#### [Exercise]
Pictures are to be left out, and the rest of the records reproduced exactly.

►

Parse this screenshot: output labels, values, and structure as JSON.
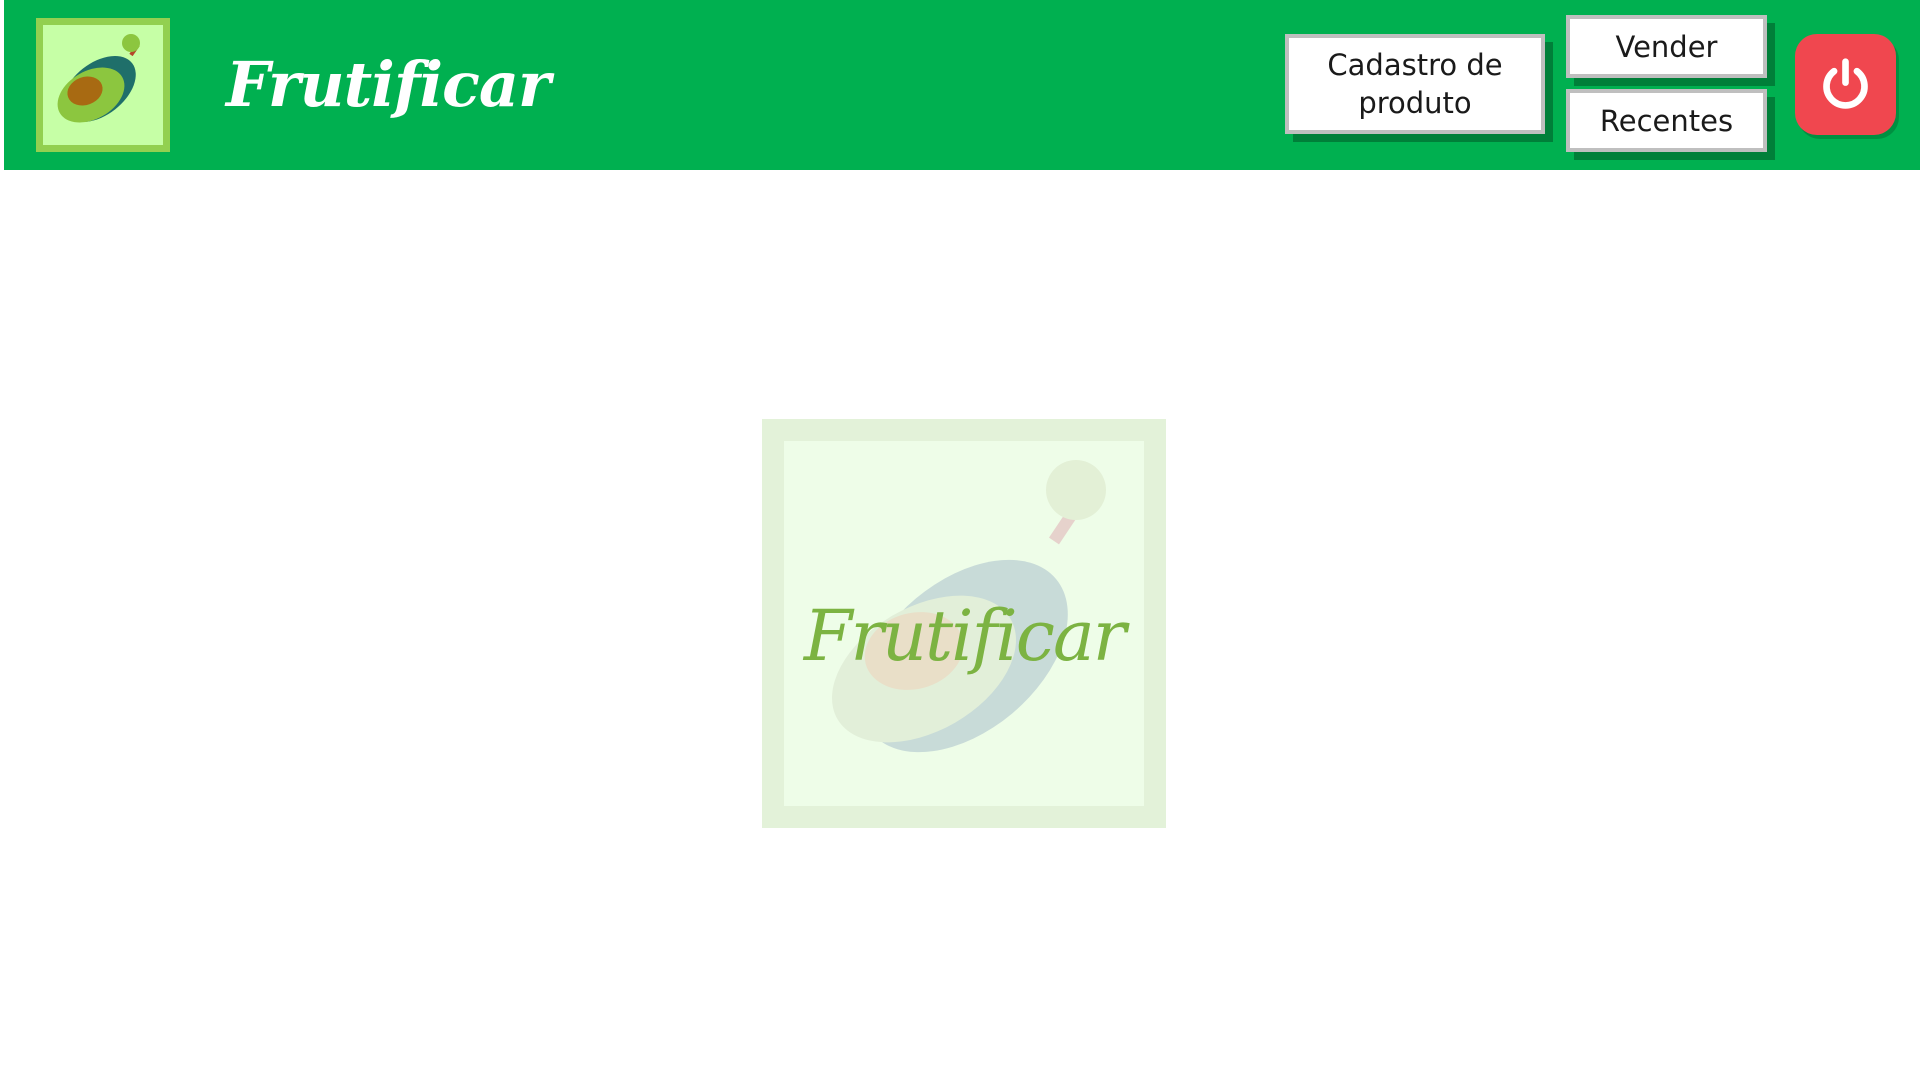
{
  "header": {
    "title": "Frutificar",
    "logo_icon": "avocado-logo-icon",
    "background_color": "#00b050"
  },
  "nav": {
    "cadastro_label": "Cadastro de produto",
    "vender_label": "Vender",
    "recentes_label": "Recentes"
  },
  "power": {
    "icon": "power-icon",
    "color": "#f0474f"
  },
  "main": {
    "watermark_text": "Frutificar",
    "watermark_icon": "avocado-watermark-icon"
  }
}
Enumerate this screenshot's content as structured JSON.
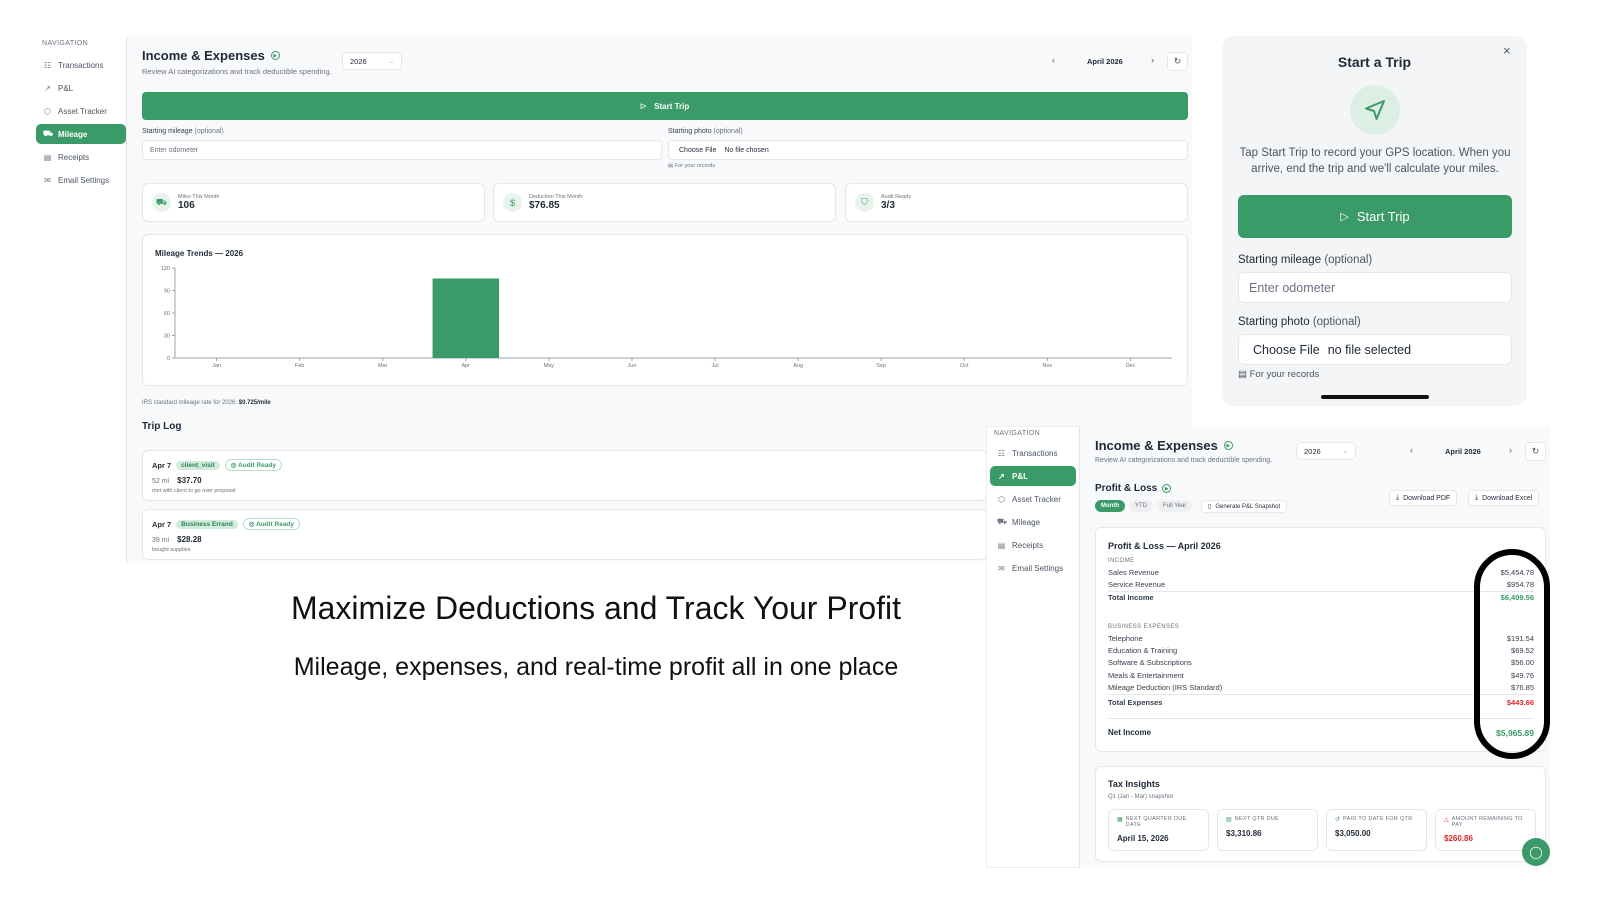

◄

#### [Answer space]
Parse this screenshot: output labels, values, and structure as JSON.
{
  "header": {
    "title": "Frutificar",
    "logo_icon": "avocado-logo-icon",
    "background_color": "#00b050"
  },
  "nav": {
    "cadastro_label": "Cadastro de produto",
    "vender_label": "Vender",
    "recentes_label": "Recentes"
  },
  "power": {
    "icon": "power-icon",
    "color": "#f0474f"
  },
  "main": {
    "watermark_text": "Frutificar",
    "watermark_icon": "avocado-watermark-icon"
  }
}
Enumerate this screenshot's content as structured JSON.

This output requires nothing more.